Header image courtesy of @robbie36 (via Unsplash)
We can all agree that 2020 has been a pretty terrible year, but one hidden blessing is that it has enabled many families to spend a lot more time with their children. Increased quality time for bonding is excellent to have, but as a parent, have you been wondering if your kids have been learning enough while homeschooling? Are they playing too much? Should they be studying more?
As adults, we often underestimate the value of play, and how it stimulates growth—both mental and physical—in children. So even if your little tyke isn’t top of the class in math just yet, cut yourself some slack. After all, life is a marathon, not a sprint! We chatted to Katrin Tzembelikos from The Toy Chest—a mother of three herself (“Five, if you count the husband and the dog!”)—to find out more about how kids can still learn while enjoying themselves, whether their schooling is conducted online, or in a limited physical learning environment
All children, in fact everyone, even adults, need to play. It’s ingrained in our DNA: biologically, psychologically, and socially. Play is much more than just fun, it’s fundamental to our healthy development and well-being. This is derived from our natural desire to understand the world and helps kids to regulate their own feelings and desires.
Most kids find it more important to be playing a game with their friends rather than just fulfilling their own selfish needs. Play of almost any kind helps to train self-control—a big building block for success later in life, especially nowadays in our era of digital distractions.
Goal setting is taught at a young age. Kids are more driven to obey rules or perform a task if they know there’s a pot of gold at the end of the rainbow. Many children’s stories are built around this thinking. This is true for any age, of course, so it isn’t only applicable to kids.
You can reward your child with playtime and their favourite snacks after they have finished their homework, or prepare something extra when they get a high grade: like surprising them with a new toy that they’ve got their hearts set on. Rewarding good behaviour will increase their sense of self-discipline and self-esteem.
Play helps your children grow emotionally, it is joyful and provides an antidote for anxiety and stress. Going out and about in fresh air and nature has a calming effect on the whole body, which also reduces stress and in the long run lowers the risk of disorders or phobias developing.
Bubbles for little kids, bouncy balls, or frisbees are all easy ways to play outside and get the endorphins going as well as fine-tuning motor skills, developing hand-eye coordination, the ability to focus and pay attention, and self-control.

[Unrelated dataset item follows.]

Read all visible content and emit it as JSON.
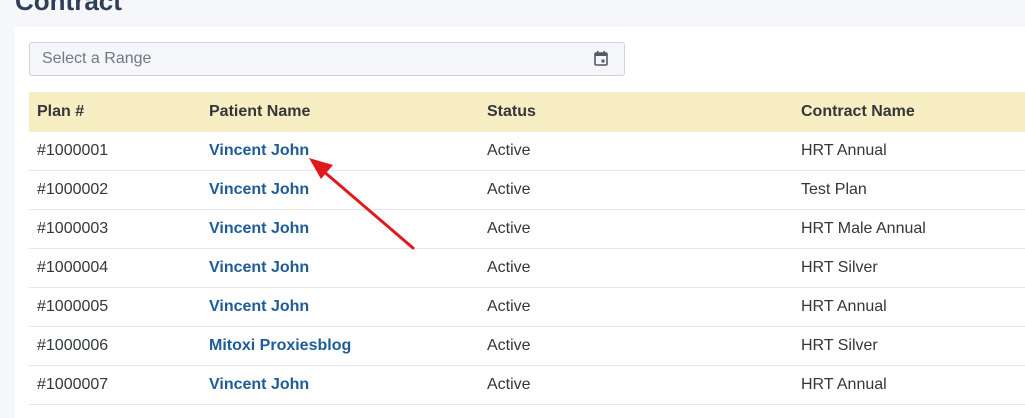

Sometimes play is completely spontaneous and unplanned. Other times, it’s planned, but the child chooses to make a detour and alters the initial intention. This sense of the unknown provides kids with a testing ground for life and strengthens a flexible and adaptable mindset (as opposed to a rigidly fixed one)—a vital life skill. Even with nothing more than a few cardboard boxes and their imagination, kids are able to play for hours and become anybody they want to be as they triumph over challenges and set off on adventures.
Whether it’s a simple puzzle, a Rubik’s cube, a maze, or a riddle, brain-teasers deliver a wealth of benefits. They help to build patience and memory mapping, enhance dexterity and spatial awareness, as well as shape recognition, self-esteem, hand-eye coordination, and topic-specific knowledge.
Toys like Rubik’s cubes, for example, can often be used to break negative habits such as nail-biting. If we can make problem-solving fun for our kids, their future is bright because they’ll have it ingrained in them not to shy away from obstacles, but rather embrace them with a positive attitude.
And it’s not just kids. Recently, an inspiring Rubik’s cube movement for blind people has started to grow in Hong Kong. A distinguished corporate trainer named Sir Paul lost his vision in his early 50s. After dealing with an initial bout of depression, he challenged himself to solve a Rubik’s cube despite his lack of sight. Since then, not only has he rededicated himself to being an independent corporate trainer, his business is now stronger than ever. If that’s not inspiring, we don’t know what is!
Many kids start “building” things with simple wooden blocks, coloured or not. They then progress to connecting plastic bricks such as Lego or MegaBlox, and may even continue all the way up the scale to building Vex Robotics, and end up providing the tools for the problem solvers of tomorrow.
Whichever forms of building are being used, these are powerful learning tools. Studies suggest that they help with language skills, expand the capacity for divergent, non-linear thinking, boost complex thinking, and improve social competence as well as engineering skills. Last but not least, complex block-play is also linked to a higher IQ and better maths achievements. Time to dust off the old Lego blocks?